Just check the usual “likely to kill you” stuff real well (brakes, steering, fuel and exhaust integrity) and enjoy yourself…


#12

Very good advice, meanjoe. Consider unexpected repairs as an opportunity to explore the sights of a town you might have driven right by.

It’s only a serious problem if your vacation is tightly scripted, with tickets bought in advance and reservations that can’t be changed. For longer trips I try to add a couple of days for problems (bad weather, most commonly), and so I can spend additional time at places I found more interesting then expected.

I wish I’d had a few more days in Baltimore some years ago. Cool place, reminded me of Boston, anther fun city. Next time I’ll make the fuel pump fail in Baltimore. Nah, something a bit exotic and hard to find. Though from what I’ve read here, Hyundais tend to be straightforward to repair. Anything unusually hard to fix on a current Elantra GT?


#13

also check out a couple of rental agencies. i just check on hertz, and i can rent a minivan (non-airport) for about $500 bucks per week. it also included unlimited miles. not to say you will see this price, but maybe there are other rental companies that have unlimited miles.

but if you want to save the most money, just use your personal car. it will handle it fine. and if it needs a repair along the way…meanjoe is right, embrace the adventure


#14

Just be careful about renting. Sometimes those unlimited miles only apply to a limited region. Friend found out the hard way - he rented in Denver drove to Corpus Christie, Texas. On the way back he got a ticket, rental company found out and charged him $0.50 per mile for the whole trip. Ouch!


#15

I recomend the Forester from mom. Why ? First, no one else is and second, it will be much more roomy, comfortable and safer then the Corolla. Mom wants you to be safe . I would take her up on it. But, I would also pay her to take it…not as much as renting, but something.


#16

Just because a mechanic says a car is ready doesn’t always mean it is. Some years ago, we were driving south on I-35 in OK. We pulled in that rest stop with the walking trail through trees, lower then the highway, and there was a woman standing around. Mature, but dressed very attractively. We talked to her, and she was going to Ft. Worth, and her old van died.

She said the family mechanic had looked at it and told her it was ready for the trip.

The radiator hose was cheese, and had blown, and the vehicle over-heated and stopped.

The belts were ready to shred as well.

We convinced her to let us give her a ride into Ft. Worth, because we did not think it was a good idea for her to be in an Interstate rest stop after dark.

We called her later. Her husband showed up later with coolant and a hose, but the next day the motor died forever.

You would think an okay from a mechanic would mean something, but this was pretty basic. Belts; hoses; and tires have traditionally been the most likely highway risks.


#17

Yup, when I was a kid (sixties) it was always a belt, hose, or tire that failed. With full-size spares the tire was no big deal unless your spare was too worn to get through the trip. The belts and hoses back then failed unpredictably. My dad was good about having it checked over, but the belt that failed looked OK. Hoses, too. And they weren’t that old. They last a lot longer now.

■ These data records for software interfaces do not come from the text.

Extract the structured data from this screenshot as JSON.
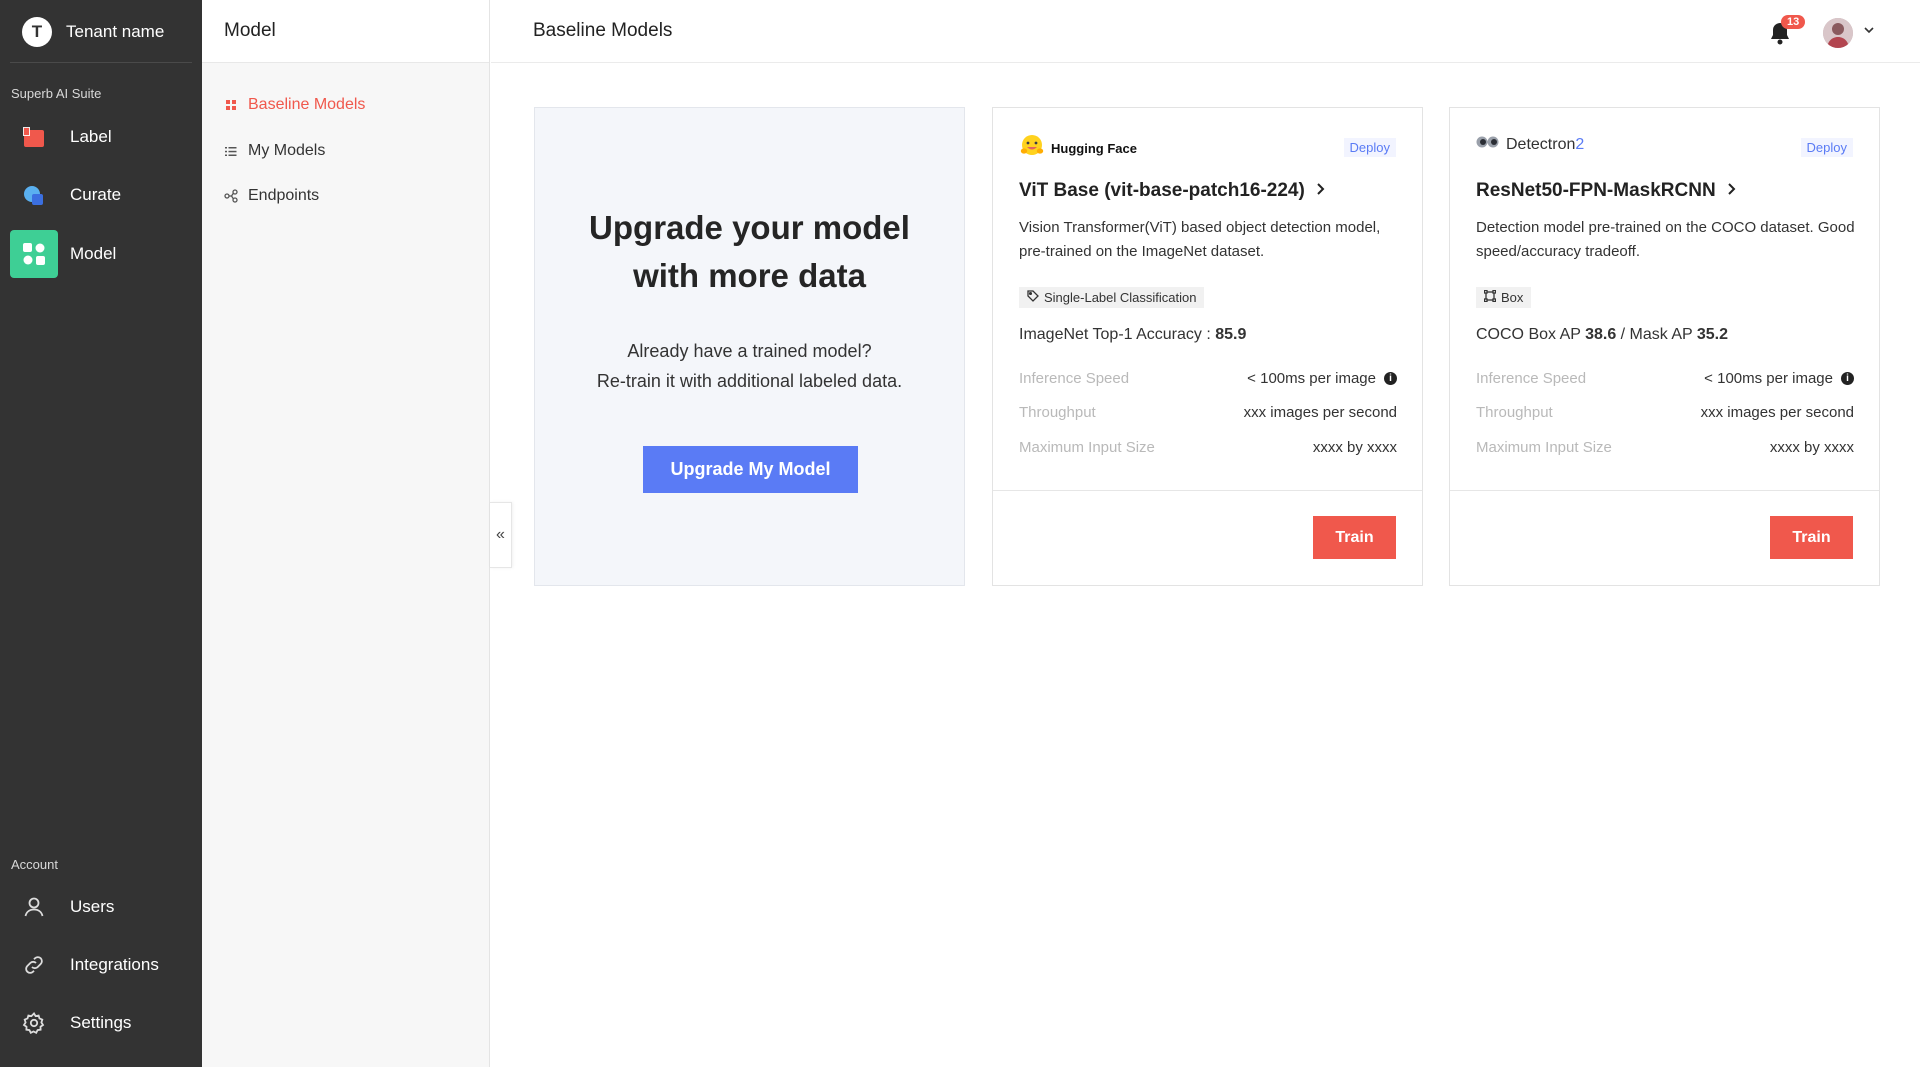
{
  "rail": {
    "tenant_initial": "T",
    "tenant_name": "Tenant name",
    "suite_label": "Superb AI Suite",
    "items": [
      {
        "label": "Label",
        "icon": "label-icon"
      },
      {
        "label": "Curate",
        "icon": "curate-icon"
      },
      {
        "label": "Model",
        "icon": "model-icon",
        "active": true
      }
    ],
    "account_label": "Account",
    "account_items": [
      {
        "label": "Users",
        "icon": "user-icon"
      },
      {
        "label": "Integrations",
        "icon": "link-icon"
      },
      {
        "label": "Settings",
        "icon": "gear-icon"
      }
    ]
  },
  "subnav": {
    "title": "Model",
    "items": [
      {
        "label": "Baseline Models",
        "icon": "grid-icon",
        "active": true
      },
      {
        "label": "My Models",
        "icon": "list-icon"
      },
      {
        "label": "Endpoints",
        "icon": "endpoints-icon"
      }
    ],
    "collapse_glyph": "«"
  },
  "header": {
    "title": "Baseline Models",
    "notification_count": "13"
  },
  "upgrade": {
    "title_line1": "Upgrade your model",
    "title_line2": "with more data",
    "text_line1": "Already have a trained model?",
    "text_line2": "Re-train it with additional labeled data.",
    "button": "Upgrade My Model"
  },
  "models": [
    {
      "brand": "Hugging Face",
      "deploy": "Deploy",
      "title": "ViT Base (vit-base-patch16-224)",
      "desc": "Vision Transformer(ViT) based object detection model, pre-trained on the ImageNet dataset.",
      "tag": "Single-Label Classification",
      "metric_prefix": "ImageNet Top-1 Accuracy : ",
      "metric_value": "85.9",
      "specs": {
        "inference_key": "Inference Speed",
        "inference_val": "< 100ms per image",
        "throughput_key": "Throughput",
        "throughput_val": "xxx images per second",
        "input_key": "Maximum Input Size",
        "input_val": "xxxx by xxxx"
      },
      "train": "Train"
    },
    {
      "brand_a": "Detectron",
      "brand_b": "2",
      "deploy": "Deploy",
      "title": "ResNet50-FPN-MaskRCNN",
      "desc": "Detection model pre-trained on the COCO dataset. Good speed/accuracy tradeoff.",
      "tag": "Box",
      "metric_a": "COCO Box AP ",
      "metric_a_val": "38.6",
      "metric_b": " / Mask AP ",
      "metric_b_val": "35.2",
      "specs": {
        "inference_key": "Inference Speed",
        "inference_val": "< 100ms per image",
        "throughput_key": "Throughput",
        "throughput_val": "xxx images per second",
        "input_key": "Maximum Input Size",
        "input_val": "xxxx by xxxx"
      },
      "train": "Train"
    }
  ],
  "colors": {
    "rail_bg": "#333333",
    "accent_red": "#f0584c",
    "accent_blue": "#5a7bf5",
    "accent_green": "#3ecf95"
  }
}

#18

Check with other rental companies. I rented from Hertz with unlimited miles. I did not tell them where I was going, just that I needed the car for a week.

I would take the offer of the Subaru. This is no slight on the Corolla’s reliability it is just that the Subaru will be more comfortable than the Corolla. I place comfort above all else when traveling.

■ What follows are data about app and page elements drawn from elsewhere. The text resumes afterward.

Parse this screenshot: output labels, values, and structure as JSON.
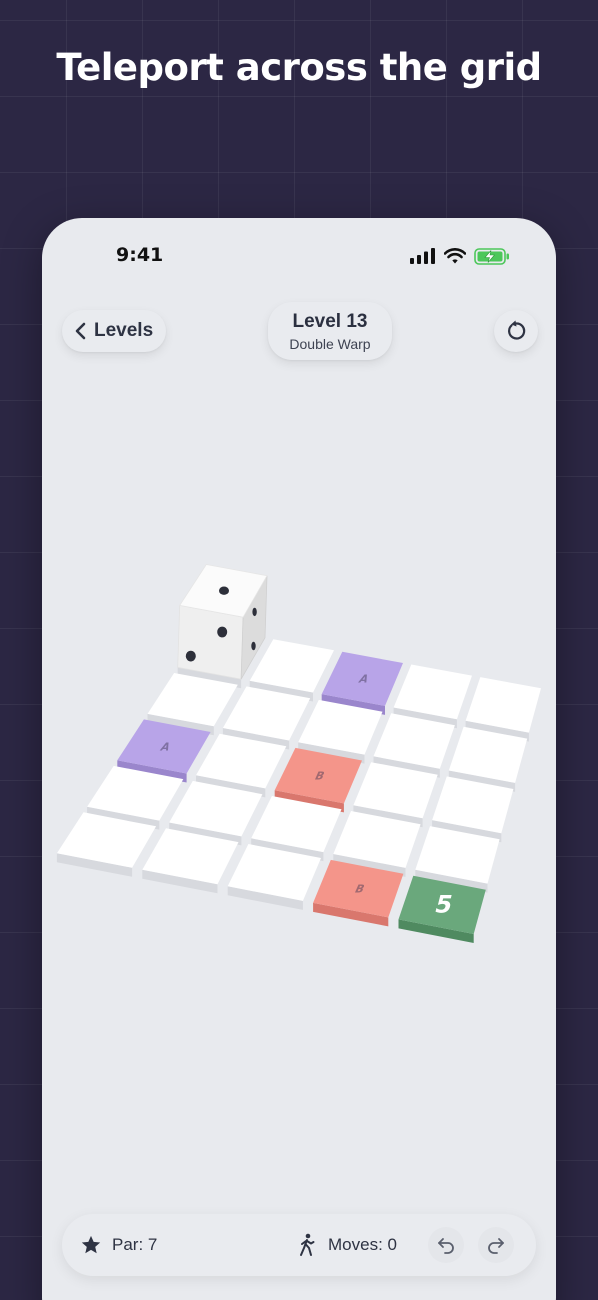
{
  "headline": "Teleport across the grid",
  "status_bar": {
    "time": "9:41"
  },
  "header": {
    "back_label": "Levels",
    "level_title": "Level 13",
    "level_subtitle": "Double Warp"
  },
  "board": {
    "rows": [
      [
        "empty",
        "empty",
        "portal-A",
        "empty",
        "empty"
      ],
      [
        "empty",
        "empty",
        "empty",
        "empty",
        "empty"
      ],
      [
        "portal-A",
        "empty",
        "portal-B",
        "empty",
        "empty"
      ],
      [
        "empty",
        "empty",
        "empty",
        "empty",
        "empty"
      ],
      [
        "empty",
        "empty",
        "empty",
        "portal-B",
        "goal"
      ]
    ],
    "goal_label": "5",
    "portal_a_label": "A",
    "portal_b_label": "B",
    "die_position": {
      "row": 0,
      "col": 0
    },
    "colors": {
      "tile": "#ffffff",
      "portal_a": "#b8a4e8",
      "portal_b": "#f4958a",
      "goal": "#6aa87c",
      "pip": "#2d2f3a"
    }
  },
  "footer": {
    "par_label": "Par: 7",
    "moves_label": "Moves: 0"
  },
  "icons": {
    "back": "chevron-left-icon",
    "restart": "restart-icon",
    "par": "star-icon",
    "moves": "walking-icon",
    "undo": "undo-icon",
    "redo": "redo-icon"
  }
}
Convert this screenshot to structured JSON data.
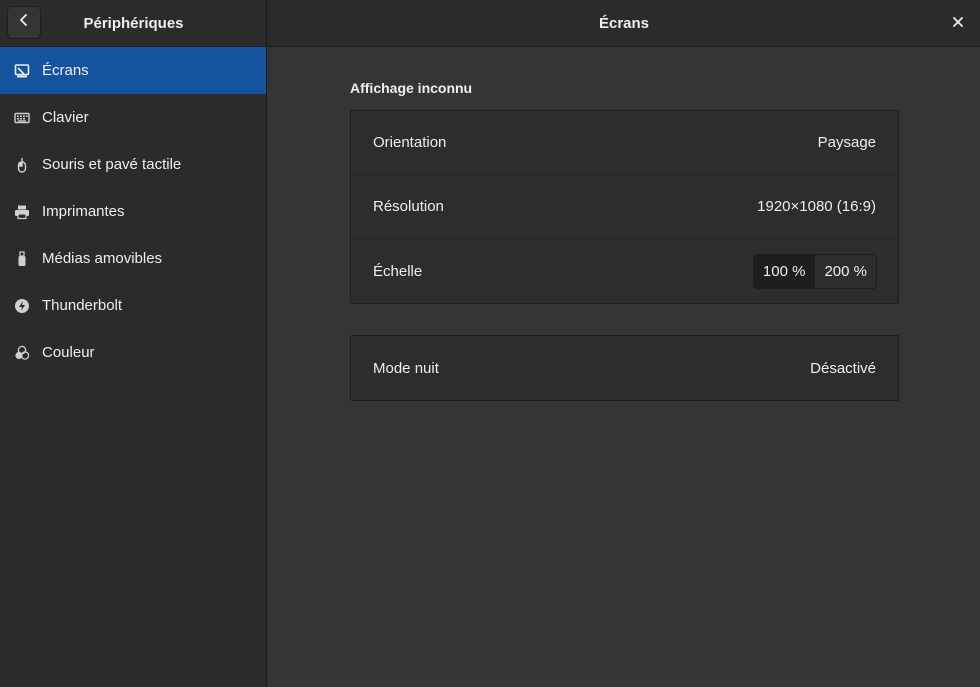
{
  "header": {
    "sidebar_title": "Périphériques",
    "main_title": "Écrans",
    "back_icon": "chevron-left-icon",
    "close_icon": "close-icon"
  },
  "sidebar": {
    "items": [
      {
        "label": "Écrans",
        "icon": "display-icon",
        "selected": true
      },
      {
        "label": "Clavier",
        "icon": "keyboard-icon",
        "selected": false
      },
      {
        "label": "Souris et pavé tactile",
        "icon": "mouse-icon",
        "selected": false
      },
      {
        "label": "Imprimantes",
        "icon": "printer-icon",
        "selected": false
      },
      {
        "label": "Médias amovibles",
        "icon": "usb-drive-icon",
        "selected": false
      },
      {
        "label": "Thunderbolt",
        "icon": "thunderbolt-icon",
        "selected": false
      },
      {
        "label": "Couleur",
        "icon": "color-icon",
        "selected": false
      }
    ]
  },
  "display": {
    "section_title": "Affichage inconnu",
    "orientation_label": "Orientation",
    "orientation_value": "Paysage",
    "resolution_label": "Résolution",
    "resolution_value": "1920×1080 (16:9)",
    "scale_label": "Échelle",
    "scale_options": [
      "100 %",
      "200 %"
    ],
    "scale_selected": "100 %"
  },
  "night": {
    "label": "Mode nuit",
    "value": "Désactivé"
  },
  "colors": {
    "accent": "#15539e",
    "background": "#353535",
    "sidebar": "#2b2b2b"
  }
}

If cash is your primary concern then by all means take the Corolla without hesitation. Remember that tire problems are the number one malady on road trips.

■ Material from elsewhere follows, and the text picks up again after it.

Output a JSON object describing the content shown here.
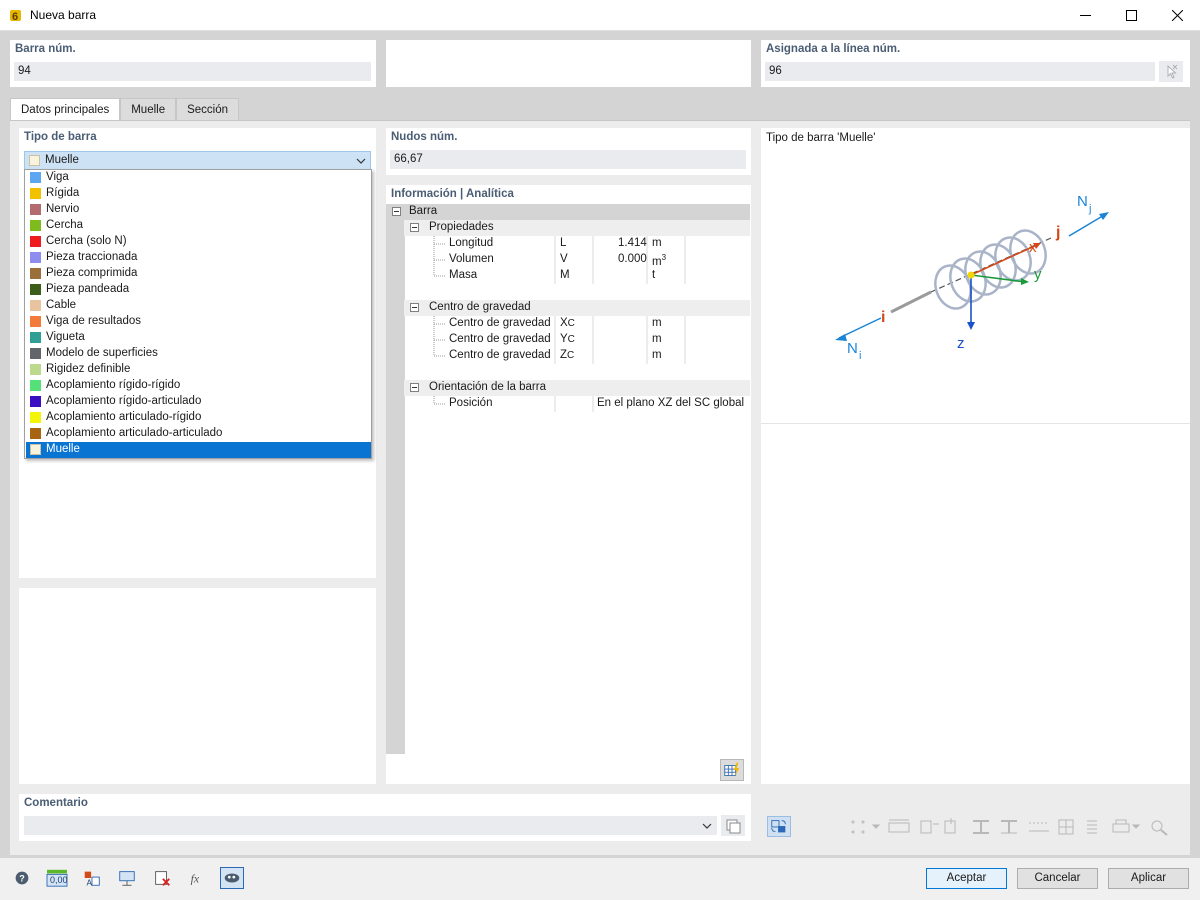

#19

"rattlegas The new (2014) Corollas are larger, more comfortable and have wider seats. I agree that earlier models like my 2007 are less comfrotable.


#20

@docnick I’m sorry if I missed the possibility of a 2014 car being used for the trip. My eyes are not as good as they once were.